Contemporary business law


(“CONTEMPORARY BUSINESS LAW”)                                                                                                                                                                 (“ Page # 1”)

  Rex Roofing contracted with O’Neils to install a new roof for $2500. Rex began work and soon found that the amount was not sufficient and that he had underbid it. Rex told O’Neils that he would not do the job for $2500 but charge $3200 for the job.

  According to me it was very wrong on the part of Rex Roofing to first form a contract with O’Neils to install new roof  for $2500 and backing out of it after beginning the work. The realization of underbidding the job was not an excuse since it was his duty to first inspect the whole work required  and then deciding on the bid which he must have done. Moreover since there were no unforeseen conditions that affected the roof and there were no mistakes in the bid calculations, it was highly unethical for Rex Roofing to refuse to do the job at the agreed upon price. Rex Roofing has violated the contract and is liable to O’Neils to the extent that either it will have to work for O’Neils at the previous agreed price or pay damages (compensation) to O’Neils as deemed correct by the court of law.

  Though law would not have required O’Neils to pay more than the price agreed upon in the contract, O’Neils agreed to pay Rex Roofing $3200 as demanded to continue with the work. There could be various reasons why O’Neils  did not go to the court when they should have done that. The very first argument and the most important reason was that O’Neils were solely dependent on Rex once the work of changing the roof had started. Finding the O’Neils dependent on them Rex Roofing must have taken undue advantage of them by asking for more money. O’Neils obviously were forced to accept the offer in this situation where may be they had about half of the roof down or a roofless house and there could be rain or snowfall at any time or rainy or winter season could be approaching. It doesn’t certainly sound comfortable where O’Neils are sitting under a topless house after filing a suit against Rex and waiting or see their goods being damaged by rains and snow waiting for the verdict. The other reasons could be that filing a suite would have been time consuming and expensive.

  It is essential to the creation of every contract that there must be free consent of parties to the agreement. Here the consent of O’Neil is not free but is caused by undue influence and misrepresentation by the Rex Roofing. Hence the contract is voidable at the option of O’Neil.

Example: A promises to sell his car to B for only $2000. His consent is obtained by use of force. The contract is voidable at the option of A. He may avoid the contract or elect to be bound by it. (2004:6)

  I don’t see the reason why O’Neils would have given consent for the contract at higher price had they not been forced by the circumstances.

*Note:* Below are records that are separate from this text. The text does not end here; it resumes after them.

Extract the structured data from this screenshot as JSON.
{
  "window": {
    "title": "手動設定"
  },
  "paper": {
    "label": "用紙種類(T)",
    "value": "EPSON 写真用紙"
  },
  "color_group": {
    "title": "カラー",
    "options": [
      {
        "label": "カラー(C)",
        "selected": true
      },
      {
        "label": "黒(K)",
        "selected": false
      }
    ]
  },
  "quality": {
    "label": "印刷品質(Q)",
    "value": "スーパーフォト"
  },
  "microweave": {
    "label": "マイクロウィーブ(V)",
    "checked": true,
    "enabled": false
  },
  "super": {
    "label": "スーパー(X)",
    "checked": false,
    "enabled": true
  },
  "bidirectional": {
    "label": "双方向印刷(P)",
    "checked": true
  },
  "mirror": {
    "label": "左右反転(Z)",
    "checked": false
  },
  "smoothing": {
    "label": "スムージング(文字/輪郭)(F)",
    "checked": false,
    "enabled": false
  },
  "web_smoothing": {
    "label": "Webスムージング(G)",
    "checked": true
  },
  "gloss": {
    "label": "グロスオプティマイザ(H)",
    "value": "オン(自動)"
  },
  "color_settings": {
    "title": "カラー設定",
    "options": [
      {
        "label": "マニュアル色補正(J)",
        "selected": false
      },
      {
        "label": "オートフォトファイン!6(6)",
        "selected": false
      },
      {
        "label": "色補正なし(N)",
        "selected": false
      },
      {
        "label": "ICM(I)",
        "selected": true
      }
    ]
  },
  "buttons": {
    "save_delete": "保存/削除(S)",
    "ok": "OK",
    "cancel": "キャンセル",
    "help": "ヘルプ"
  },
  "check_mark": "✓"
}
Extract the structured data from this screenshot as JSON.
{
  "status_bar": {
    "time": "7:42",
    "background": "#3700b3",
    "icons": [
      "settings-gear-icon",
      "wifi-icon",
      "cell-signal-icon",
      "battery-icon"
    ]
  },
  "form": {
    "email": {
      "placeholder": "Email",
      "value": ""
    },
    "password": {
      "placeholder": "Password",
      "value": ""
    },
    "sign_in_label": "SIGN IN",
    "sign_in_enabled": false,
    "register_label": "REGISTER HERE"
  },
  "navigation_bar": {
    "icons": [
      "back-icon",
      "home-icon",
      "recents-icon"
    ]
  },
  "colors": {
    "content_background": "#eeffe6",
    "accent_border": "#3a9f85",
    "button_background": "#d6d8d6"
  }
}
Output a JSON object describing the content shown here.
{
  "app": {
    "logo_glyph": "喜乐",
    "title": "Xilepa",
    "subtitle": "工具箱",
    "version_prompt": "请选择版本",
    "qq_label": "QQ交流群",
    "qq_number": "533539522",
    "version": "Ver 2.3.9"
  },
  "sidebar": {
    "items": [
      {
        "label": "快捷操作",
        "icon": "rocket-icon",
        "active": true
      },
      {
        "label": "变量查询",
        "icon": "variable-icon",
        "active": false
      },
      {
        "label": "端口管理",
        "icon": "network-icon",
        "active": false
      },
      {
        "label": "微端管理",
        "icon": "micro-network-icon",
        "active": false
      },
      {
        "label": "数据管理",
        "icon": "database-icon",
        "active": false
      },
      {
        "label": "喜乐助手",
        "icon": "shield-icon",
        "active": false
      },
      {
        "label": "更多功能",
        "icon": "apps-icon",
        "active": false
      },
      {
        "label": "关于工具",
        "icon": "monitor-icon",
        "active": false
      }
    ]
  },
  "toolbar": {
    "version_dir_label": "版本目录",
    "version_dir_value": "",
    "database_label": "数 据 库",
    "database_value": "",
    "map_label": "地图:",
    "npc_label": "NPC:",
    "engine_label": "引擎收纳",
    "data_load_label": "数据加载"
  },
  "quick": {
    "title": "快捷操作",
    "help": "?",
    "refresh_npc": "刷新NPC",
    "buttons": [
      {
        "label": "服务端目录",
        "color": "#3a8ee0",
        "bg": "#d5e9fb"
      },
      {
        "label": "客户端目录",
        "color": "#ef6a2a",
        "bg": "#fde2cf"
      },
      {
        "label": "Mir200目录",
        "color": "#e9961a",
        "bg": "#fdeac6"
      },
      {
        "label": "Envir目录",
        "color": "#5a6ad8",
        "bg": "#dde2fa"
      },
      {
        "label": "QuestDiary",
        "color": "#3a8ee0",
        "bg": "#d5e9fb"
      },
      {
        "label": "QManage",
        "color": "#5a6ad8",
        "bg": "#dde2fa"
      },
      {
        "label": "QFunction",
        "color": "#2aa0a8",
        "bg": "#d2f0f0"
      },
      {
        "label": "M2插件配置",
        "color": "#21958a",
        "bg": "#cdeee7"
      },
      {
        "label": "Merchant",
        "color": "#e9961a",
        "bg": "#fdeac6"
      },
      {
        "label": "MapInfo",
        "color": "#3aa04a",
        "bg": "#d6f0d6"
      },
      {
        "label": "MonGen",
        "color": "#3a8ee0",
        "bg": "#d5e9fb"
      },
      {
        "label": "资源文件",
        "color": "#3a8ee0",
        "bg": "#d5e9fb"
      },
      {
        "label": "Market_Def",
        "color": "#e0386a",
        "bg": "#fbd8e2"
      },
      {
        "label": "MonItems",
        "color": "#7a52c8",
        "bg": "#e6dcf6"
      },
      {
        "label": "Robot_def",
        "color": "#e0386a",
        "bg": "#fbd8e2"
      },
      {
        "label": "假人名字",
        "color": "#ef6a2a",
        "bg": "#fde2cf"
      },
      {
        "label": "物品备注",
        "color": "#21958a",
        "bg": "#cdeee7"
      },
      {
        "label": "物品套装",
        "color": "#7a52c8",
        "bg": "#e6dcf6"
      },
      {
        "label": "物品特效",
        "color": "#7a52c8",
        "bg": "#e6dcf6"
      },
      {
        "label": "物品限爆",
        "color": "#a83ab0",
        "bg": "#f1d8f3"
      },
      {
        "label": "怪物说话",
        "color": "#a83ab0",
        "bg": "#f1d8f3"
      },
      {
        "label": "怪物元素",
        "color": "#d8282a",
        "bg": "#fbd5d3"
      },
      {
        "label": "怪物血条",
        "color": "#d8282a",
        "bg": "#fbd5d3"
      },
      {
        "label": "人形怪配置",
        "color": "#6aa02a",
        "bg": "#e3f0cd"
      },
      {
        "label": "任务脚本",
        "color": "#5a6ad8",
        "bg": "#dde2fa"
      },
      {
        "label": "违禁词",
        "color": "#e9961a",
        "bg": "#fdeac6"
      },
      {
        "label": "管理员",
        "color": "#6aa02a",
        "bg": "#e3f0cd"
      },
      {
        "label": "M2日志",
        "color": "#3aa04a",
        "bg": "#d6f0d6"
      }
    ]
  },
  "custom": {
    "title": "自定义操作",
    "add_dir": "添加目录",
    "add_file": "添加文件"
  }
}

Since O’Neils agreed to the offer at the higher price of $3200 at their own option they are ethically obligated to pay the whole sum of $3200 to Rex Roofing. But O’Neils would be free to file a suite against Rex Roofing at their own convenience for breaking the previous contract and demand compensation.


  1. Kapoor N.D. (eds.) 2004, Elements of Mercantile law, Educational Publishers, New Delhi.